    Allow appraisers to sell real estate with no real estate sales license required.
    Does that place it in a better perspective?
    Why require an appraisal license and call it a profession if you’re going to make exceptions? Valuation is valuation and sales are sales. Just because Realtors spend a few hours learning to do a comparable sales grid doesn’t mean they know what they’re talking about with regards to valuation.
    A licensed appraiser is required to complete at least 2,500 hours of valuation work before they are given their license. Most appraisers will also tell you that at that point they are nothing more than a loose canon. It takes around 7 years of fulltime experience in this business to really know what you’re doing (that’s around 3,000 home appraisals). A great many appraisers will argue this point but it’s true. At around the 7 year mark (if you’ve done a great deal of traveling) you will have encountered most of the strange things that can have an impact upon the value of a property. If you only appraise new homes in perfect condition you can become a master in the field much quicker. I don’t know many appraisers who specialize in only new homes though.
    With that being said; how much does a Realtor with 5 years experience and perhaps 70 sales truly know about property valuation?

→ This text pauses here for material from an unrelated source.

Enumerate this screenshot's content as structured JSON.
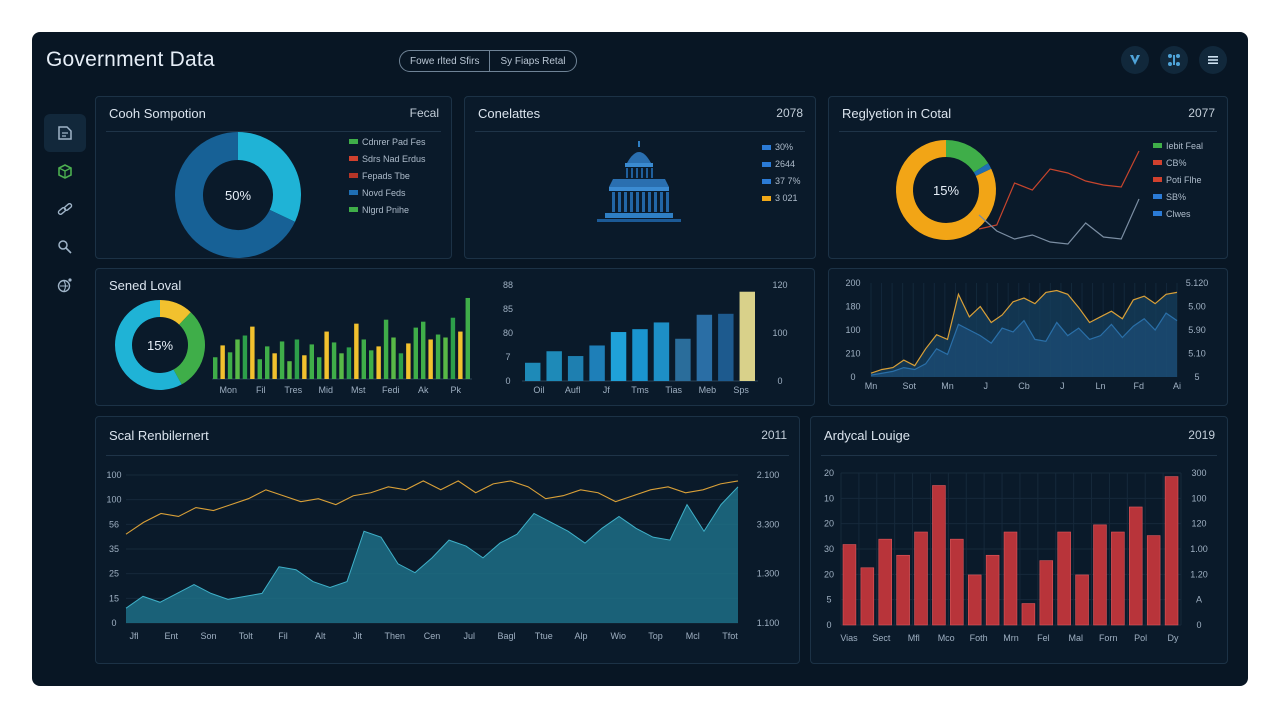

  5. Tim

    Recently I completed my Realtor ethics training for MLS participation although I am an appraiser. It was interesting to note that in some states BPO’s can used as “Valuations” however, the NAR Code Of Ethics state that these “Valuations” must contain; a scope of work and nature of assignment, statement of limiting conditions with geographic competence language, definition of work performed/client, ect. These items are taught to entry level appraisers and updated every two years in continuing education as changes and exposure to liability has increased over the years. If you are a Realtor doing BPO’s as “valuations” are you in compliance with the Code of Ethic’s” ? You might also want to find out if your E & O Insurance covers this activity. If not you might be open to a civi lawsuit if your “valuation” cannot be justified in court with the expert witness on the other side being a Certified Appraiser with many years in the business. Liability is very high here my friends.
    BPO’s and Realtor Valuations do have a place in the overall real estate business and in some instances are a viable alternative. Just be aware that if you don’t know the legal ramifications of what your are doing you are open to some severe monetary penalties that are pretty easy to prove.

  6. Susan

    I have been selling real estate in my market area for 15 years and completing BPOs for 12. I am a member of NABPOP that offers education to brokers to be certified to prepare price opinions. I am aware there is a difference between a VALUE and a PRICE opinion. I have never given a VALUE in a BPO or CMA. This is a no brainer, and experienced agents that prepare BPOs know this. All a BPO is some agent’s opinion of where the price should be set on a piece of property so that when it does sell, it will appraise. BPO agents get a little bit of money, $30-80 depending on the type of inspection, to take time out of selling real estate to do these. I really don’t see what the problem is, but more education on the part of the BPO agent might be one solution.